Allow time toward the end of the fiesta for each person to read some of their work they created that day.  Of course constructive feedback is all that's needed at this point since everyone is reading unedited, fresh material.

5. Fiesta Time
After a day of writing and sharing it's time to celebrate not only your written words, but also friendships with fellow writers, and your gifts of imagination and fearless writing.  It's time to bust out the Sangria or whatever your beverage of choice is to enjoy with kindred spirits.

And maybe one of your guests will volunteer to host the next writing fiesta.  Make them an annual or semi annual gathering.  Who says writing has to be solitary all the time?

Victoria M. Johnson knew by the time she was ten that she wanted to be a writer.  She loves telling stories and she's happiest when creating new characters and new plots.  Avalon Books and Montlake Romance published Victoria's fiction debut, The Doctor’s Dilemma.  Her other fiction book is a collection of romance short stories titled, The Substitute Bride and a novella, Hot Hawaiian Christmas. She is also the writer and director of four short films and two micro documentaries.   Visit Victoria's website at for inspiration and tips and find her Amazon author page or connect with her on Pinterest and Twitter.

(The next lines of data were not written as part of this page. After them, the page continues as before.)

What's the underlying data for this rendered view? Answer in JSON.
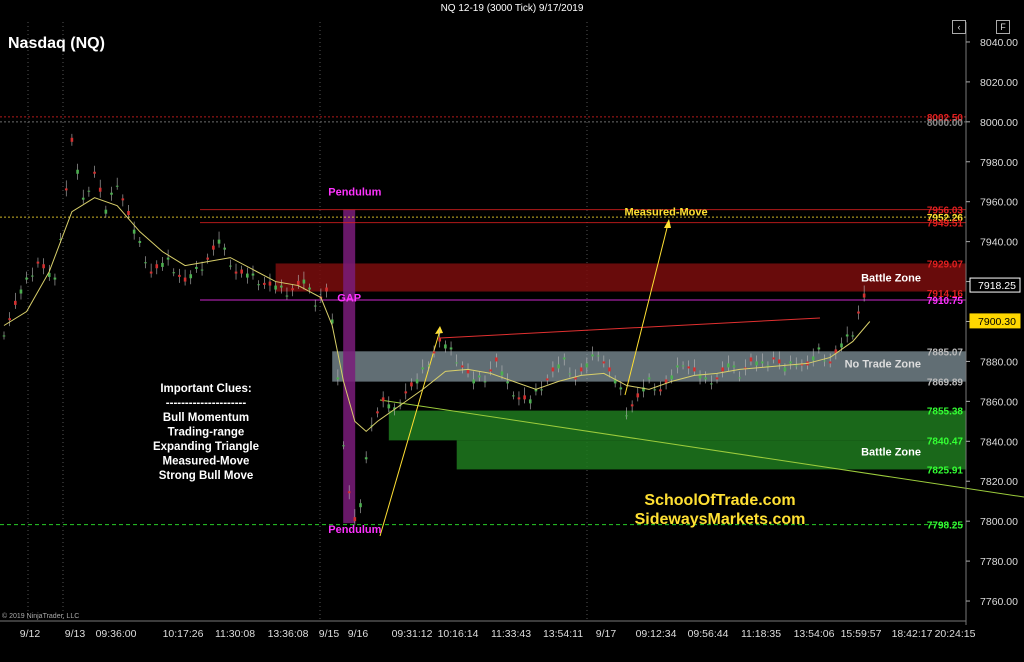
{
  "window": {
    "title": "NQ 12-19 (3000 Tick)  9/17/2019",
    "btn_chevron": "‹",
    "btn_f": "F"
  },
  "colors": {
    "background": "#000000",
    "bull": "#4caf50",
    "bear": "#d32f2f",
    "ma": "#d8cf6a",
    "battle_red": "#7a0d0d",
    "no_trade": "#b0c8d4",
    "battle_green": "#1e7a1e",
    "pendulum": "#7a1c7a",
    "magenta_text": "#ff33ff",
    "yellow_text": "#ffe033"
  },
  "chart_data": {
    "type": "candlestick",
    "title": "Nasdaq (NQ)",
    "watermark": "© 2019 NinjaTrader, LLC",
    "ylim": [
      7750,
      8050
    ],
    "y_ticks": [
      8040.0,
      8020.0,
      8000.0,
      7980.0,
      7960.0,
      7940.0,
      7920.0,
      7900.0,
      7880.0,
      7860.0,
      7840.0,
      7820.0,
      7800.0,
      7780.0,
      7760.0
    ],
    "x_tick_labels": [
      "9/12",
      "9/13",
      "09:36:00",
      "10:17:26",
      "11:30:08",
      "13:36:08",
      "9/15",
      "9/16",
      "09:31:12",
      "10:16:14",
      "11:33:43",
      "13:54:11",
      "9/17",
      "09:12:34",
      "09:56:44",
      "11:18:35",
      "13:54:06",
      "15:59:57",
      "18:42:17",
      "20:24:15"
    ],
    "price_series": [
      {
        "x": 0,
        "y": 7895
      },
      {
        "x": 3,
        "y": 7915
      },
      {
        "x": 6,
        "y": 7930
      },
      {
        "x": 9,
        "y": 7920
      },
      {
        "x": 12,
        "y": 7990
      },
      {
        "x": 14,
        "y": 7960
      },
      {
        "x": 16,
        "y": 7975
      },
      {
        "x": 18,
        "y": 7955
      },
      {
        "x": 20,
        "y": 7970
      },
      {
        "x": 23,
        "y": 7945
      },
      {
        "x": 26,
        "y": 7925
      },
      {
        "x": 29,
        "y": 7930
      },
      {
        "x": 32,
        "y": 7920
      },
      {
        "x": 35,
        "y": 7928
      },
      {
        "x": 38,
        "y": 7940
      },
      {
        "x": 41,
        "y": 7925
      },
      {
        "x": 44,
        "y": 7922
      },
      {
        "x": 47,
        "y": 7918
      },
      {
        "x": 50,
        "y": 7915
      },
      {
        "x": 53,
        "y": 7920
      },
      {
        "x": 55,
        "y": 7910
      },
      {
        "x": 57,
        "y": 7915
      },
      {
        "x": 58,
        "y": 7900
      },
      {
        "x": 59,
        "y": 7870
      },
      {
        "x": 60,
        "y": 7840
      },
      {
        "x": 61,
        "y": 7815
      },
      {
        "x": 62,
        "y": 7800
      },
      {
        "x": 63,
        "y": 7808
      },
      {
        "x": 64,
        "y": 7830
      },
      {
        "x": 65,
        "y": 7850
      },
      {
        "x": 67,
        "y": 7860
      },
      {
        "x": 69,
        "y": 7855
      },
      {
        "x": 71,
        "y": 7865
      },
      {
        "x": 73,
        "y": 7870
      },
      {
        "x": 75,
        "y": 7880
      },
      {
        "x": 77,
        "y": 7890
      },
      {
        "x": 79,
        "y": 7885
      },
      {
        "x": 81,
        "y": 7878
      },
      {
        "x": 83,
        "y": 7870
      },
      {
        "x": 85,
        "y": 7872
      },
      {
        "x": 87,
        "y": 7880
      },
      {
        "x": 89,
        "y": 7868
      },
      {
        "x": 91,
        "y": 7862
      },
      {
        "x": 93,
        "y": 7860
      },
      {
        "x": 95,
        "y": 7868
      },
      {
        "x": 97,
        "y": 7875
      },
      {
        "x": 99,
        "y": 7880
      },
      {
        "x": 101,
        "y": 7872
      },
      {
        "x": 103,
        "y": 7878
      },
      {
        "x": 105,
        "y": 7885
      },
      {
        "x": 107,
        "y": 7875
      },
      {
        "x": 109,
        "y": 7865
      },
      {
        "x": 110,
        "y": 7855
      },
      {
        "x": 112,
        "y": 7862
      },
      {
        "x": 114,
        "y": 7870
      },
      {
        "x": 116,
        "y": 7866
      },
      {
        "x": 118,
        "y": 7872
      },
      {
        "x": 120,
        "y": 7880
      },
      {
        "x": 122,
        "y": 7875
      },
      {
        "x": 124,
        "y": 7870
      },
      {
        "x": 126,
        "y": 7872
      },
      {
        "x": 128,
        "y": 7878
      },
      {
        "x": 130,
        "y": 7874
      },
      {
        "x": 132,
        "y": 7880
      },
      {
        "x": 134,
        "y": 7878
      },
      {
        "x": 136,
        "y": 7882
      },
      {
        "x": 138,
        "y": 7876
      },
      {
        "x": 140,
        "y": 7880
      },
      {
        "x": 142,
        "y": 7878
      },
      {
        "x": 144,
        "y": 7885
      },
      {
        "x": 146,
        "y": 7880
      },
      {
        "x": 148,
        "y": 7888
      },
      {
        "x": 150,
        "y": 7895
      },
      {
        "x": 151,
        "y": 7905
      },
      {
        "x": 152,
        "y": 7912
      },
      {
        "x": 153,
        "y": 7918
      }
    ],
    "ma_series": [
      {
        "x": 0,
        "y": 7898
      },
      {
        "x": 4,
        "y": 7905
      },
      {
        "x": 8,
        "y": 7925
      },
      {
        "x": 12,
        "y": 7955
      },
      {
        "x": 16,
        "y": 7962
      },
      {
        "x": 20,
        "y": 7958
      },
      {
        "x": 24,
        "y": 7945
      },
      {
        "x": 28,
        "y": 7935
      },
      {
        "x": 32,
        "y": 7928
      },
      {
        "x": 36,
        "y": 7930
      },
      {
        "x": 40,
        "y": 7932
      },
      {
        "x": 44,
        "y": 7926
      },
      {
        "x": 48,
        "y": 7920
      },
      {
        "x": 52,
        "y": 7918
      },
      {
        "x": 56,
        "y": 7912
      },
      {
        "x": 58,
        "y": 7898
      },
      {
        "x": 60,
        "y": 7870
      },
      {
        "x": 62,
        "y": 7850
      },
      {
        "x": 64,
        "y": 7845
      },
      {
        "x": 66,
        "y": 7850
      },
      {
        "x": 70,
        "y": 7858
      },
      {
        "x": 74,
        "y": 7866
      },
      {
        "x": 78,
        "y": 7875
      },
      {
        "x": 82,
        "y": 7876
      },
      {
        "x": 86,
        "y": 7874
      },
      {
        "x": 90,
        "y": 7870
      },
      {
        "x": 94,
        "y": 7866
      },
      {
        "x": 98,
        "y": 7870
      },
      {
        "x": 102,
        "y": 7873
      },
      {
        "x": 106,
        "y": 7874
      },
      {
        "x": 110,
        "y": 7868
      },
      {
        "x": 114,
        "y": 7866
      },
      {
        "x": 118,
        "y": 7870
      },
      {
        "x": 122,
        "y": 7873
      },
      {
        "x": 126,
        "y": 7874
      },
      {
        "x": 130,
        "y": 7876
      },
      {
        "x": 134,
        "y": 7877
      },
      {
        "x": 138,
        "y": 7878
      },
      {
        "x": 142,
        "y": 7879
      },
      {
        "x": 146,
        "y": 7882
      },
      {
        "x": 150,
        "y": 7890
      },
      {
        "x": 153,
        "y": 7900
      }
    ],
    "x_range": [
      0,
      170
    ],
    "zones": [
      {
        "name": "Battle Zone",
        "from": 7915.0,
        "to": 7929.07,
        "color": "battle_red",
        "label": "Battle Zone",
        "x_start": 48,
        "label_price": 7920
      },
      {
        "name": "No Trade Zone",
        "from": 7869.89,
        "to": 7885.07,
        "color": "no_trade",
        "label": "No Trade Zone",
        "x_start": 58,
        "label_price": 7877
      },
      {
        "name": "Battle Zone",
        "from": 7840.47,
        "to": 7855.38,
        "color": "battle_green",
        "label": "",
        "x_start": 68,
        "label_price": 0
      },
      {
        "name": "Battle Zone",
        "from": 7825.91,
        "to": 7840.47,
        "color": "battle_green",
        "label": "Battle Zone",
        "x_start": 80,
        "label_price": 7833
      }
    ],
    "levels": [
      {
        "price": 8002.5,
        "label": "8002.50",
        "color": "#e02020",
        "style": "dotted"
      },
      {
        "price": 8000.0,
        "label": "8000.00",
        "color": "#888888",
        "style": "dotted"
      },
      {
        "price": 7956.03,
        "label": "7956.03",
        "color": "#e02020",
        "style": "solid"
      },
      {
        "price": 7952.26,
        "label": "7952.26",
        "color": "#ffe033",
        "style": "dotted"
      },
      {
        "price": 7949.51,
        "label": "7949.51",
        "color": "#e02020",
        "style": "solid"
      },
      {
        "price": 7929.07,
        "label": "7929.07",
        "color": "#e02020",
        "style": "none"
      },
      {
        "price": 7914.16,
        "label": "7914.16",
        "color": "#e02020",
        "style": "none"
      },
      {
        "price": 7910.75,
        "label": "7910.75",
        "color": "#ff33ff",
        "style": "solid"
      },
      {
        "price": 7885.07,
        "label": "7885.07",
        "color": "#bbbbbb",
        "style": "none"
      },
      {
        "price": 7869.89,
        "label": "7869.89",
        "color": "#bbbbbb",
        "style": "none"
      },
      {
        "price": 7855.38,
        "label": "7855.38",
        "color": "#33ff33",
        "style": "none"
      },
      {
        "price": 7840.47,
        "label": "7840.47",
        "color": "#33ff33",
        "style": "none"
      },
      {
        "price": 7825.91,
        "label": "7825.91",
        "color": "#33ff33",
        "style": "none"
      },
      {
        "price": 7798.25,
        "label": "7798.25",
        "color": "#33ff33",
        "style": "dashed"
      }
    ],
    "price_tags": [
      {
        "price": 7918.25,
        "label": "7918.25",
        "bg": "#000000",
        "fg": "#ffffff",
        "border": "#ffffff"
      },
      {
        "price": 7900.3,
        "label": "7900.30",
        "bg": "#ffd700",
        "fg": "#000000",
        "border": "#ffd700"
      }
    ],
    "pendulum_bar": {
      "x": 61,
      "from": 7799,
      "to": 7956
    },
    "annotations": [
      {
        "text": "Pendulum",
        "x": 62,
        "price": 7963,
        "color": "#ff33ff"
      },
      {
        "text": "GAP",
        "x": 61,
        "price": 7910,
        "color": "#ff33ff"
      },
      {
        "text": "Pendulum",
        "x": 62,
        "price": 7794,
        "color": "#ff33ff"
      },
      {
        "text": "Measured-Move",
        "x": 117,
        "price": 7953,
        "color": "#ffe033"
      }
    ],
    "clues": {
      "title": "Important Clues:",
      "separator": "---------------------",
      "items": [
        "Bull Momentum",
        "Trading-range",
        "Expanding Triangle",
        "Measured-Move",
        "Strong Bull Move"
      ]
    },
    "branding": [
      "SchoolOfTrade.com",
      "SidewaysMarkets.com"
    ]
  }
}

Tuesday, May 1, 2018


This week I’ll be meeting up with women from across the country as well as Canada, Europe, and South America because my husband, like the husbands of these women, is active in the Maritime Law Association. The association has a meeting in New York City every year during the first week in May.  There are also meetings all over the country in the fall usually at port cities. We’ve met in Mobile, Alabama and a resort near Long Beach, California.  Over the years we’ve also been to Baltimore, New Orleans, Portland (Oregon and Maine), Boston, Hawaii and Charleston.

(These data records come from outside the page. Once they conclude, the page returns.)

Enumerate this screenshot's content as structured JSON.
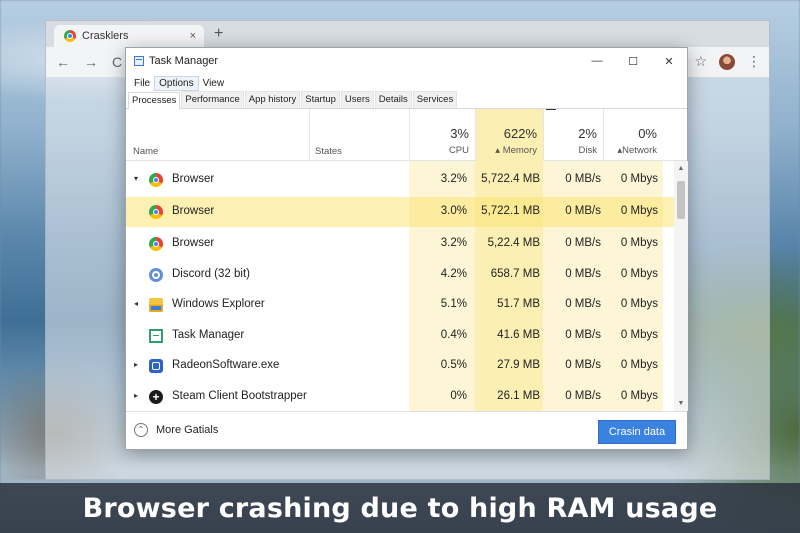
{
  "browser": {
    "tab_title": "Crasklers",
    "tab_close": "×",
    "new_tab": "+",
    "nav_back": "←",
    "nav_forward": "→",
    "nav_reload": "C",
    "star": "☆",
    "menu": "⋮"
  },
  "window": {
    "title": "Task Manager",
    "minimize": "—",
    "maximize": "☐",
    "close": "✕"
  },
  "menu": [
    "File",
    "Options",
    "View"
  ],
  "tabs": [
    "Processes",
    "Performance",
    "App history",
    "Startup",
    "Users",
    "Details",
    "Services"
  ],
  "columns": {
    "name": "Name",
    "status": "States",
    "cpu": {
      "pct": "3%",
      "label": "CPU"
    },
    "memory": {
      "pct": "622%",
      "label": "Memory",
      "sort": "▴"
    },
    "disk": {
      "pct": "2%",
      "label": "Disk"
    },
    "network": {
      "pct": "0%",
      "label": "Network",
      "sort": "▴"
    }
  },
  "processes": [
    {
      "expander": "▾",
      "icon": "chrome-icon",
      "name": "Browser",
      "cpu": "3.2%",
      "memory": "5,722.4 MB",
      "disk": "0 MB/s",
      "network": "0 Mbys"
    },
    {
      "expander": "",
      "icon": "chrome-icon",
      "name": "Browser",
      "cpu": "3.0%",
      "memory": "5,722.1 MB",
      "disk": "0 MB/s",
      "network": "0 Mbys",
      "selected": true
    },
    {
      "expander": "",
      "icon": "chrome-icon",
      "name": "Browser",
      "cpu": "3.2%",
      "memory": "5,22.4 MB",
      "disk": "0 MB/s",
      "network": "0 Mbys"
    },
    {
      "expander": "",
      "icon": "discord-icon",
      "name": "Discord (32 bit)",
      "cpu": "4.2%",
      "memory": "658.7 MB",
      "disk": "0 MB/s",
      "network": "0 Mbys"
    },
    {
      "expander": "◂",
      "icon": "folder-icon",
      "name": "Windows Explorer",
      "cpu": "5.1%",
      "memory": "51.7 MB",
      "disk": "0 MB/s",
      "network": "0 Mbys"
    },
    {
      "expander": "",
      "icon": "task-manager-icon",
      "name": "Task Manager",
      "cpu": "0.4%",
      "memory": "41.6 MB",
      "disk": "0 MB/s",
      "network": "0 Mbys"
    },
    {
      "expander": "▸",
      "icon": "radeon-icon",
      "name": "RadeonSoftware.exe",
      "cpu": "0.5%",
      "memory": "27.9 MB",
      "disk": "0 MB/s",
      "network": "0 Mbys"
    },
    {
      "expander": "▸",
      "icon": "steam-icon",
      "name": "Steam Client Bootstrapper",
      "cpu": "0%",
      "memory": "26.1 MB",
      "disk": "0 MB/s",
      "network": "0 Mbys"
    }
  ],
  "footer": {
    "more_details": "More Gatials",
    "end_task": "Crasin data"
  },
  "caption": "Browser crashing due to high RAM usage",
  "colors": {
    "memory_column": "#fbefb3",
    "selected_row": "#fae473",
    "end_task_button": "#3a82e0"
  }
}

The meetings never disappoint, because of the women I’ve met. The real meat and fun of the conferences for me is getting together with the other wives and significant others, talking and sharing.  We probably run the gamut of political affiliations--and these days, politics is a topic filled with landmines, but that's not what we talk about or how we relate.  Our conversations are more about our lives and how we cope with what we have to do.  Some of us are grandmothers, some have weddings coming up and some have ailing parents, but in this group, maybe because none of us are in each other's lives otherwise, we can talk honestly about the difficulties each of these stages brings and the joys and the pains. No one is in competition and no one is judging.

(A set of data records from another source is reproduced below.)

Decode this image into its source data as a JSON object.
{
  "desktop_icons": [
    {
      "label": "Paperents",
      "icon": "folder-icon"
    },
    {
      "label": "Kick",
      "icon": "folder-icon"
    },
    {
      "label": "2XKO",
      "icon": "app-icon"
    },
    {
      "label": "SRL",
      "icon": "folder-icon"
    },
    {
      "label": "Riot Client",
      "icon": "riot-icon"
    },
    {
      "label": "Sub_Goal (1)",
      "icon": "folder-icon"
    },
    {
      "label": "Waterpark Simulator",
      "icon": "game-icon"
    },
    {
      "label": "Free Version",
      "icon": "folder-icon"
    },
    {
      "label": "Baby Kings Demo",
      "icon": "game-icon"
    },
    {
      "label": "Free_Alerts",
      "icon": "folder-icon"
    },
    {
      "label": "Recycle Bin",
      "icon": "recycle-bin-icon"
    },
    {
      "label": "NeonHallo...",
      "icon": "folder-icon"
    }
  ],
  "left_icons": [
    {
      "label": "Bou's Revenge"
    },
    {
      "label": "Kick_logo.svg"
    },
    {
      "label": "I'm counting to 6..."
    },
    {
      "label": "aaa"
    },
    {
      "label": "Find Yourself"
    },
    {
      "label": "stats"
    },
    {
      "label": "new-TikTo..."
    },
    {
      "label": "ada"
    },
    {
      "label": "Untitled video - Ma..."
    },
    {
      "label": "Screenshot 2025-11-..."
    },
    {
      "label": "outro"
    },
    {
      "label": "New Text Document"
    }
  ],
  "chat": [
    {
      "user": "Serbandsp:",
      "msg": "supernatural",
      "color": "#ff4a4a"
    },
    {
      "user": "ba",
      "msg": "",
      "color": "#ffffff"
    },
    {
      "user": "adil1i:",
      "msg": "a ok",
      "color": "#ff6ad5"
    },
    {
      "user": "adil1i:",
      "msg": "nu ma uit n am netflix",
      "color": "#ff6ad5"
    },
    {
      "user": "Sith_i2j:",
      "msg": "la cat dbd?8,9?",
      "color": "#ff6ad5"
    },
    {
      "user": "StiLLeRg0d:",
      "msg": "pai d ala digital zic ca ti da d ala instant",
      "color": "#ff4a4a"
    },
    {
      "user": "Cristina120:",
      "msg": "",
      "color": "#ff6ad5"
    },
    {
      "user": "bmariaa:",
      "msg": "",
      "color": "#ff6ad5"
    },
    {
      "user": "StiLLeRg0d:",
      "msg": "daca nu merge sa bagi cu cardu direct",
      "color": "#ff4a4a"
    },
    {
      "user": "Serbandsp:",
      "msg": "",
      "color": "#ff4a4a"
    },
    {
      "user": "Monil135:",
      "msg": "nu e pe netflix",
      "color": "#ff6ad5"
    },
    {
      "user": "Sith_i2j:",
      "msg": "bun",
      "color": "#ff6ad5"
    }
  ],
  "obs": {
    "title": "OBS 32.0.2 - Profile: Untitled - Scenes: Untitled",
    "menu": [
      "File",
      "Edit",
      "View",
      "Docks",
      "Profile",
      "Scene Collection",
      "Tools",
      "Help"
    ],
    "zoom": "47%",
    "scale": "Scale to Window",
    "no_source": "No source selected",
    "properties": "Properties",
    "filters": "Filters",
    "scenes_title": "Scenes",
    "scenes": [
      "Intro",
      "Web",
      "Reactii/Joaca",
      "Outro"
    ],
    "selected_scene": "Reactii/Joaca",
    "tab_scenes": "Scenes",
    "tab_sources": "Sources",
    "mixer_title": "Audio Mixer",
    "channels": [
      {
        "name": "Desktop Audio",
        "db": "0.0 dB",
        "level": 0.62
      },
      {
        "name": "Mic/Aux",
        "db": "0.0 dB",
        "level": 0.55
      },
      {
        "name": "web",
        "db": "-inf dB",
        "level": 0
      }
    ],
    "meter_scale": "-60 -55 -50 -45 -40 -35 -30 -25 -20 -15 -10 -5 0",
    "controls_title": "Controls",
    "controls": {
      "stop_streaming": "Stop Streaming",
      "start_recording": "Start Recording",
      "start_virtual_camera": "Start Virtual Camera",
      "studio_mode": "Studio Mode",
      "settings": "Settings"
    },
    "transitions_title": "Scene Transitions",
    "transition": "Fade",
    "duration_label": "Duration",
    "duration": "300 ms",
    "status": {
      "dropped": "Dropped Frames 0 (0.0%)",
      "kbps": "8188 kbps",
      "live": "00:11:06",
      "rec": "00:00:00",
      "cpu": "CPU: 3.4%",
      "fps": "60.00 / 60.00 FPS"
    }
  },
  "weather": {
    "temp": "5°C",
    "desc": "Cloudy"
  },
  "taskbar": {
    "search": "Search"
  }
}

What happens at these meetings reminds me of a conversation I had with a woman I met on vacation last year.  She was my age, in college during the time when boyfriends and male classmates were trying to figure out what to do about Viet Nam and their military obligation because of the draft. For those who weren’t around then or were too young to feel its impact, the draft, regardless of one’s politics, defined the young adulthoods of all the males who were eligible in the mid to late sixties.  The prospect of going to Viet Nam was just about certain unless one got a deferment. 

Regardless of how stressful that time was, it was an experience shared by the entire country. To this day, Viet Nam, and how one handled it, is a subject that those of us who were of age at that time slide into discussing. Talking about the divisiveness in the country now, this woman said, the problem in this country is that we don't know each other anymore.  If there was a draft, if we had to spend time with people from different backgrounds, we might get to know each other better, find common ground, and come up with solutions to our problems. Instead, we just see what divides us.

That may be what’s the best part of my experience with the women in the MLA. Although we come from a variety of religious affiliations and, in spite of our politics, we always manage to find common interests and beliefs and have genuine conversations.  If only that same experience could extend beyond groups such as mine into the national level.